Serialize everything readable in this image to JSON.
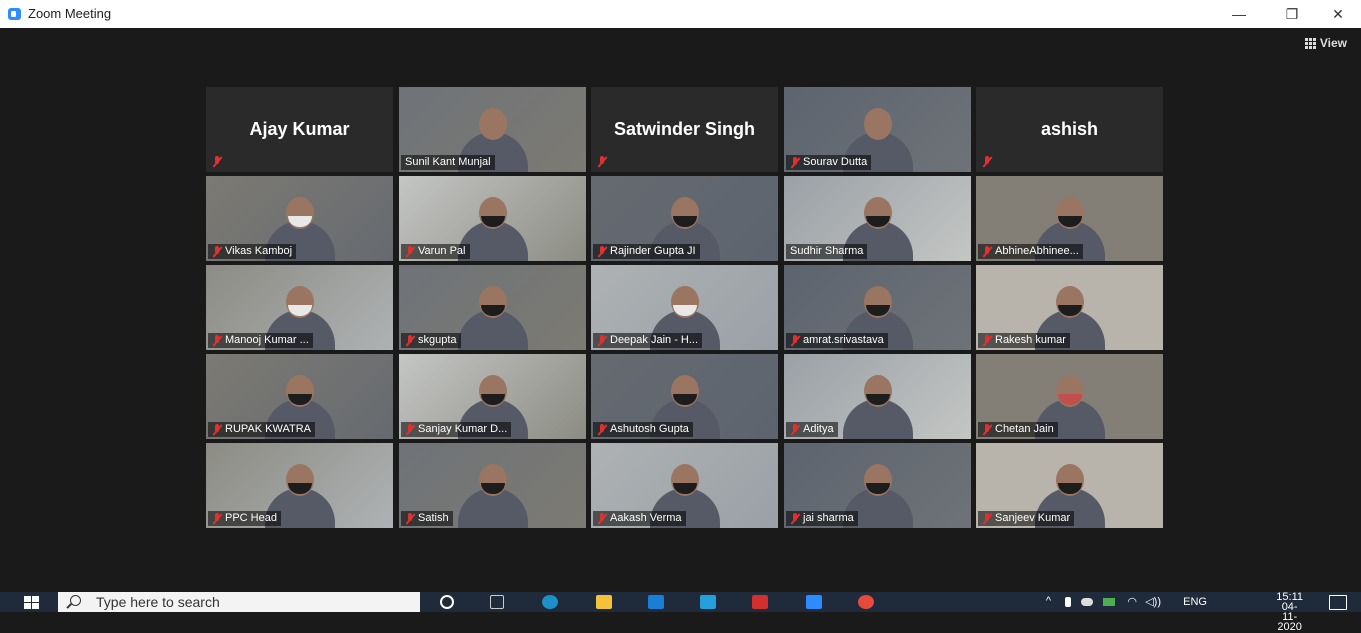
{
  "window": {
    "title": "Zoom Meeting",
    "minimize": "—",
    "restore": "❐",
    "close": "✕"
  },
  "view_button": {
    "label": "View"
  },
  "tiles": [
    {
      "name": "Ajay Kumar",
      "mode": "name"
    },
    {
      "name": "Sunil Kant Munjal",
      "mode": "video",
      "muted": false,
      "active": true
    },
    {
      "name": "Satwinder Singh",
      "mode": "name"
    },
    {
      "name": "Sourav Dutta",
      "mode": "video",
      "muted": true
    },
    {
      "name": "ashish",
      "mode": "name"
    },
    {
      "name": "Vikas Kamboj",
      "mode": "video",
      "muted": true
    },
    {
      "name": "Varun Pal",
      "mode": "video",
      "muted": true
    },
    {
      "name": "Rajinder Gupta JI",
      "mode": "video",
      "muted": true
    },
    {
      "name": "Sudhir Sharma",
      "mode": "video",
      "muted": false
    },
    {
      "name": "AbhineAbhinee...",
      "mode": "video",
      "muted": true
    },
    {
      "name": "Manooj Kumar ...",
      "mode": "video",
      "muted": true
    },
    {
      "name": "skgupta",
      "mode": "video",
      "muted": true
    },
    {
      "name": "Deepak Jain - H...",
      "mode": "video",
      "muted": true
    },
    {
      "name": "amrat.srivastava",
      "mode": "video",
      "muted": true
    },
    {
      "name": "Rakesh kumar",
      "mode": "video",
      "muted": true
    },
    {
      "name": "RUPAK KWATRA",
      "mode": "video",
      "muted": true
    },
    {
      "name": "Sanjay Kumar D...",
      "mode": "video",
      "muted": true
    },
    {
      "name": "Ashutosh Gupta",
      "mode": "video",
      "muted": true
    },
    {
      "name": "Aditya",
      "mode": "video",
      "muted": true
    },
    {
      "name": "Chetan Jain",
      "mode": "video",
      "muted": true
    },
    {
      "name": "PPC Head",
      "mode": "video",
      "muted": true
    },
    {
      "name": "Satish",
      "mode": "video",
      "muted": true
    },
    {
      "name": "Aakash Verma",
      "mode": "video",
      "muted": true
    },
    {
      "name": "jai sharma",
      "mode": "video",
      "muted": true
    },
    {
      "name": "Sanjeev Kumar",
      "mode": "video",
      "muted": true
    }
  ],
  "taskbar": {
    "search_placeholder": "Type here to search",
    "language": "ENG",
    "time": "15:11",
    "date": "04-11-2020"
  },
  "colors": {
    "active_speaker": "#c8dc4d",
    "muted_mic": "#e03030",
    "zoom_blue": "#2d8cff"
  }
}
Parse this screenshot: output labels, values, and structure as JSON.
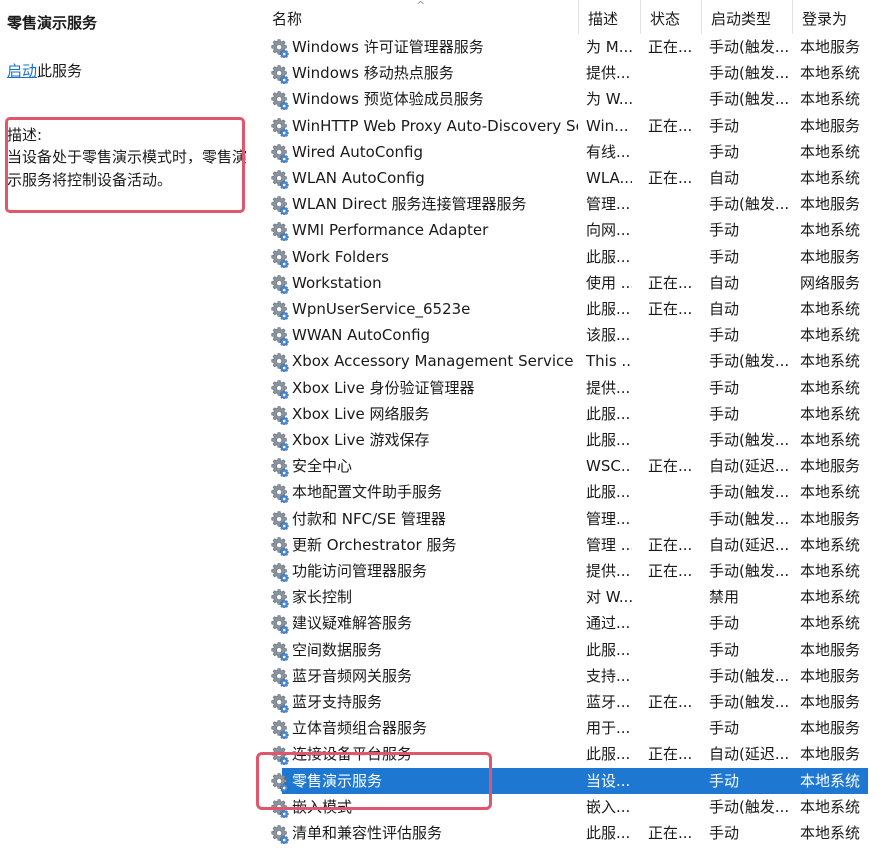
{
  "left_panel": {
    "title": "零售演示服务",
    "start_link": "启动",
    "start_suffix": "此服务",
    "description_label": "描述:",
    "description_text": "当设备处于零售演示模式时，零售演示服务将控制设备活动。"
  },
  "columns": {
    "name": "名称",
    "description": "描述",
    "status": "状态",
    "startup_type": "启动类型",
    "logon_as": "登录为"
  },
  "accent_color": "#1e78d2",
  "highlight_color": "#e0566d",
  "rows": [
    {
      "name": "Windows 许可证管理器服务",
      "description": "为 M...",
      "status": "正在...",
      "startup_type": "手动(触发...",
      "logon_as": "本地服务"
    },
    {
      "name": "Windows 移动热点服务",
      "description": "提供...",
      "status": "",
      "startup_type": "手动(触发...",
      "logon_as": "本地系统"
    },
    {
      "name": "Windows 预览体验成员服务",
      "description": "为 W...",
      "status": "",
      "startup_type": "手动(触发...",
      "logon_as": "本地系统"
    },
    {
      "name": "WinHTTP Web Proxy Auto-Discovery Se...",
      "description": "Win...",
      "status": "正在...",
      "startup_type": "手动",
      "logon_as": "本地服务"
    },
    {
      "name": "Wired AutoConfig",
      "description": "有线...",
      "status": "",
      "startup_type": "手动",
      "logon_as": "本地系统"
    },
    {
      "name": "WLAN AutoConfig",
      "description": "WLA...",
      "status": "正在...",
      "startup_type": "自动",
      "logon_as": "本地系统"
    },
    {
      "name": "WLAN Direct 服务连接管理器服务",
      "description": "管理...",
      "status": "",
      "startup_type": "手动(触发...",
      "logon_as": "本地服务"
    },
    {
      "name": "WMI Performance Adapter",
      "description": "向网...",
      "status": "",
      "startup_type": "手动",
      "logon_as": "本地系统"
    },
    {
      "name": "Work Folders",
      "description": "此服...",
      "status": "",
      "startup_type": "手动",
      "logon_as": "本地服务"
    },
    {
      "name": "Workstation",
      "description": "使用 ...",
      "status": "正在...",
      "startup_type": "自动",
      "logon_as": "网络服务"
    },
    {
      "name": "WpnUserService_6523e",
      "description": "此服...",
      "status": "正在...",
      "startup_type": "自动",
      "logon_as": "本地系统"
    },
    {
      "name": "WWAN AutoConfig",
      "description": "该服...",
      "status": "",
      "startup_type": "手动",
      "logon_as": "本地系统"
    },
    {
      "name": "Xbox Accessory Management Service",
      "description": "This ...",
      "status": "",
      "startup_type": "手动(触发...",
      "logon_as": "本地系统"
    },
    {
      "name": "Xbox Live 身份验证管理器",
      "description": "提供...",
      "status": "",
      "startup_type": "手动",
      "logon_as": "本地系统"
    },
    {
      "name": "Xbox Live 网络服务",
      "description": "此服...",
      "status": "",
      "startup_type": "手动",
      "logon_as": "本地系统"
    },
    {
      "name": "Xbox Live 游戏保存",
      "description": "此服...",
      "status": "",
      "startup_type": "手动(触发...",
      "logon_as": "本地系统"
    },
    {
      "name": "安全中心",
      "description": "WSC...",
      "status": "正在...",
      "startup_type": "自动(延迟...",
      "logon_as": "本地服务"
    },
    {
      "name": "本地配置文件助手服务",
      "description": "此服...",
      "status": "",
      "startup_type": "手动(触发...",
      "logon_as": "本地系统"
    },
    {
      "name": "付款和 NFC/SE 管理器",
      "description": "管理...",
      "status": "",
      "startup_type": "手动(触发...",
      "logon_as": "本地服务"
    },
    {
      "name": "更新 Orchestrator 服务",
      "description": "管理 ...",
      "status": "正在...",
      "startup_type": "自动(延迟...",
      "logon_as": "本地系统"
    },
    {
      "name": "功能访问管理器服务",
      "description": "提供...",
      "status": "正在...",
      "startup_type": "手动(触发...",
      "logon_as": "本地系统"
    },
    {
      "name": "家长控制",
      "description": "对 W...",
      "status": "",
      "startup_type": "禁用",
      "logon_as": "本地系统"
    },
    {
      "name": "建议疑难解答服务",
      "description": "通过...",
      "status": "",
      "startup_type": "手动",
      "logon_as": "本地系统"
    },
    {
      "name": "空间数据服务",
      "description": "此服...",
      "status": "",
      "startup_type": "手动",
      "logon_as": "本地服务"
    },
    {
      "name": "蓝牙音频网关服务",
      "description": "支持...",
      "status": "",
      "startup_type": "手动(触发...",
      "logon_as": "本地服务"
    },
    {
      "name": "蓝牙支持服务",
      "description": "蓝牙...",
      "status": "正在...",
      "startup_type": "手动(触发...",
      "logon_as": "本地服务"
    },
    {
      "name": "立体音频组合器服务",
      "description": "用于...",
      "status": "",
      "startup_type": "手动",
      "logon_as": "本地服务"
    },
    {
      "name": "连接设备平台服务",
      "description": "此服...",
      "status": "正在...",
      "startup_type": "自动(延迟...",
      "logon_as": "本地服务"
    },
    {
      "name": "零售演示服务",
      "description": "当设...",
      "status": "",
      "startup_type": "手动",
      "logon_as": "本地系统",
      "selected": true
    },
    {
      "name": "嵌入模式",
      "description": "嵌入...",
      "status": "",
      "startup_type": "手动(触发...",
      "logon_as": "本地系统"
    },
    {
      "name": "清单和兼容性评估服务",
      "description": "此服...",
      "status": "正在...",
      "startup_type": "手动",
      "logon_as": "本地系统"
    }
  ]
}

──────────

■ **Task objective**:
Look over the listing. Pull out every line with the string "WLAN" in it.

■ **Exercise response**:
      "name": "WLAN AutoConfig",
      "name": "WLAN Direct 服务连接管理器服务",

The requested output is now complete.